(Dataset items)
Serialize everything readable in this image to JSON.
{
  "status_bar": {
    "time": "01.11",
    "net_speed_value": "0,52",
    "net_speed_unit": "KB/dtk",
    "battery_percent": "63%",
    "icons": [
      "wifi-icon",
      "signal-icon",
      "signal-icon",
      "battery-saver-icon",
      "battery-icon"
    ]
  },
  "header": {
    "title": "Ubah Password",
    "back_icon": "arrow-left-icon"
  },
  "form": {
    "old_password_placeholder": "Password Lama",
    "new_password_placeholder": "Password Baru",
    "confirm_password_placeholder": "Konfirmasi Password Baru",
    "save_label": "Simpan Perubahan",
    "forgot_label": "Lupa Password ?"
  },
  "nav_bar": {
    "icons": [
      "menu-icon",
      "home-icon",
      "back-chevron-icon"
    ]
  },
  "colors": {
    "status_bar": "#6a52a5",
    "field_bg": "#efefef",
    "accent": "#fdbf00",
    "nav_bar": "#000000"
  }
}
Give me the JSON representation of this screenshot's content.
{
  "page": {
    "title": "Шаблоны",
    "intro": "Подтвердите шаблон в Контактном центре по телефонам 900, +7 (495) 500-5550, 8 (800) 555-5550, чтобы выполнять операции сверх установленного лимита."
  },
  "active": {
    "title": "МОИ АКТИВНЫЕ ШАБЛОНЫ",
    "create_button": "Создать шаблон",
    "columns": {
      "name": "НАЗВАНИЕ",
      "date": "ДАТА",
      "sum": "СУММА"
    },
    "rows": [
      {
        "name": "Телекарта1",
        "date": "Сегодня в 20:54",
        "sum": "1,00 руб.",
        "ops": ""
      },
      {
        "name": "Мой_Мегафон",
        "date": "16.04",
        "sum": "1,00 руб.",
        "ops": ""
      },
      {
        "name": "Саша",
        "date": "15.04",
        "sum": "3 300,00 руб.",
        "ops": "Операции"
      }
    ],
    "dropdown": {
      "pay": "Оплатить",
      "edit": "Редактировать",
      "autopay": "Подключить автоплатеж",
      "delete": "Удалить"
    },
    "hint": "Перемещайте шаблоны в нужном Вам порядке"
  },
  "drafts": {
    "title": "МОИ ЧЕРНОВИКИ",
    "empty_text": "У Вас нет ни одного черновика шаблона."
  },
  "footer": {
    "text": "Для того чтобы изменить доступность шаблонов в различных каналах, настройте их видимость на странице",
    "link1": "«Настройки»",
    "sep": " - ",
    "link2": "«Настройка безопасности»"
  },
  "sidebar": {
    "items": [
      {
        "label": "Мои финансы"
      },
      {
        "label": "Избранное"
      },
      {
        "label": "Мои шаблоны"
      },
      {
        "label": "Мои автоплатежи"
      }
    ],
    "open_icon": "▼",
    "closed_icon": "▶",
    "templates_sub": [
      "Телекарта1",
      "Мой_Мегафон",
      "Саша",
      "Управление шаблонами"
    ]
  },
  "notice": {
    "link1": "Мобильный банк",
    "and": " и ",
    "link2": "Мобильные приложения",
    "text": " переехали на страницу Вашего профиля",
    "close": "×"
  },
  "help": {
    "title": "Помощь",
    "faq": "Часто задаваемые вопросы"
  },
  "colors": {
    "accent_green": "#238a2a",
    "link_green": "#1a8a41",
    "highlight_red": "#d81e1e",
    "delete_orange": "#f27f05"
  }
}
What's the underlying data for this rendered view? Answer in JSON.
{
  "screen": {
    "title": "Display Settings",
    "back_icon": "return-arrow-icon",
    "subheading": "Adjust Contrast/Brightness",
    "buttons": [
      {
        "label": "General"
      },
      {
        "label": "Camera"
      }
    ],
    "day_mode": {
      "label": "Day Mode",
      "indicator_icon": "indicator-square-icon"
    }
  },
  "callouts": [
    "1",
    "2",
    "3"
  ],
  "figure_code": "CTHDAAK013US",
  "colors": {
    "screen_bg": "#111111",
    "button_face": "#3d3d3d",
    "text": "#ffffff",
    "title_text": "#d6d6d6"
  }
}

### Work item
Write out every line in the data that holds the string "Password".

### Answer box
    "title": "Ubah Password",
    "old_password_placeholder": "Password Lama",
    "new_password_placeholder": "Password Baru",
    "confirm_password_placeholder": "Konfirmasi Password Baru",
    "forgot_label": "Lupa Password ?"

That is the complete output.